Action on the opening of the Pike Street school was delayed by the board until it became known just how many children would be accommodated there. The big increase in the number of enrollments in the Norwood and Willard buildings makes it imperative that another school building be opened.

Many Students Enrolled

An increase in enrollment of nearly 200 pupils in the city schools at the end of the first month of school this year was reported by Superintendent Skinner, over the enrollment at the end of the first month one year ago. Mr. Skinner reported the following comparative enrollments:

High school:  1916 - 503; 1915 - 455
Marion school:  1916 - 290; 1915 - 289
Washington school:  1916 - 725; 1915 - 710
Willard school:  1916 - 346; 1915 - 321
Norwood school:  1916 - 341; 1915 - 306
Harmar school:  1916 - 426; 1915 - 389
Terberg school:  1916 - 69; 1915 - 63
Fairview Heights:  1916 - 27; 1915 - 36
Totals:  1916 - 2,727; 1915 - 2,569

This is the largest enrollment ever reported for the Marietta schools, and Superintendent Skinner reported that only three or four rooms in the entire city had any empty seats. The eighth grads in all the buildings are especially crowded, an unusually large eighth grade, composed of 53 pupils, being enrolled at Willard school.

Increased enrollment in the Fairview Heights district has necessitated the reducing of that school from a four-grade school to a three-grade school. The pupils of the fourth grade in that district have been transferred to the Harmar school.

Enrollment of First Grade Pupils

Superintendent Skinner asked for a modification of the rule covering the enrollment of first grade pupils. He wants a rule made that children entering the schools for the first time should do so but once a year.
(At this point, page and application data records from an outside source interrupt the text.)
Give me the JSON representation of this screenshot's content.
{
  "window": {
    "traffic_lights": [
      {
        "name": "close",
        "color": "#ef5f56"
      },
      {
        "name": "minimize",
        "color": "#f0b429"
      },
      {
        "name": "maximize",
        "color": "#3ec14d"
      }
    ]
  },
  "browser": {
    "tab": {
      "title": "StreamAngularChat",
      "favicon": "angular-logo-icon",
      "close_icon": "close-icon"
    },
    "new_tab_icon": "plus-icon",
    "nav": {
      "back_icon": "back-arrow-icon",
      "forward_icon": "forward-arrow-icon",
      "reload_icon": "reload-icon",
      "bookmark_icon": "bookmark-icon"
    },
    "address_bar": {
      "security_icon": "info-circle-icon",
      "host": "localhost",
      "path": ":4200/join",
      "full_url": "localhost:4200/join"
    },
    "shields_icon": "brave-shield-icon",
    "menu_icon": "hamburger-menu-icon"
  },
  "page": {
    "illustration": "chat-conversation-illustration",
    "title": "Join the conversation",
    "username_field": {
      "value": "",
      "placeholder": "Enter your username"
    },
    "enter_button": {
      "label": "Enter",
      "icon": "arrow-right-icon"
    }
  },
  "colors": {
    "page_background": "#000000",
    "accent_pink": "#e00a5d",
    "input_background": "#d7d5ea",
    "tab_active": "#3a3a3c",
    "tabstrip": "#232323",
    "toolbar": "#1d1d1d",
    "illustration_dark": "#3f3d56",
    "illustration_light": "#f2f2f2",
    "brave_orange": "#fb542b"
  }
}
The present rule provides that all children whose sixth birthday is before Jan. 1 can enter school in September, and all whose birthdays are after Jan. 1 enter at the beginning of the second semester. Mr. Skinner asks that the rule be changed so that all children whose birthdays fall before March 1 be permitted to enter in September, and that no new first-grade pupils be permitted to enter at the second semester. The board instructed the superintendent to make a careful examination into the question and bring the matter to its attention again.

The salaries of Mrs. Whiting, janitress of the Terberg building, and Mrs. Lillie Wolfe, janitress of the Fairview Heights building, were increased from $7 to $8 per month, respectively.


Wednesday, September 21, 2016

General Rufus Putnam's Army Chest

The Marietta Register, May 16, 1878

Through the courtesy of our well known and respected fellow citizen, Col. William R. Putnam, American Union Lodge No. 1 of Free and Accepted Masons have been put in possession of a very valuable relic, the old hero's army chest. It is made of pine, 3-1/2 feet long, 18 inches wide and 16 inches deep, with a till across one end. On the outside is the name in well shaped letters, R. Putnam, Lew't Colo'n 22 Reg. The chest shows unmistakable signs of antiquity and rough usage.

In 1740, there were 80 males of the name of Putnam in America, two of whom became conspicuous in the history of our country and Free Masonry. Rufus was born at Sutton, Worcester County, Mass., April 9th, 1738, joined the Revolutionary Army at Cambridge, 1775; made a Mason in American Union Lodge No. 1, July 26th, 1779. The place of meeting of the Lodge when he received the degrees was at the "Robinson House," on the east bank of the Hudson, about two miles below West Point. 

Eleven years after (June 28th, 1790), he was present at a meeting of the Lodge in Campus Martius, Marietta, Ohio, at which time he was elected Junior Warden. This was the first Lodge opened in the Northwest Territory. He was elected Master of the Lodge in 1791, served six years and gave great satisfaction. In 1808, a convention was called at Chillicothe to organize a Grand Lodge of Ohio. At this meeting Putnam, at the advanced age of 70, was unanimously elected Grand Master of Masons in Ohio.

He continued his membership in American Union Lodge until his death, which took place in Marietta, May 4th, 1824.

Any person having old Masonic books, papers or relics of any kind, pertaining to American Union Lodge or Masonry generally, are most earnestly solicited to present them to Old No. 1, and the undersigned is duly authorized to receive them.

George T. Hovey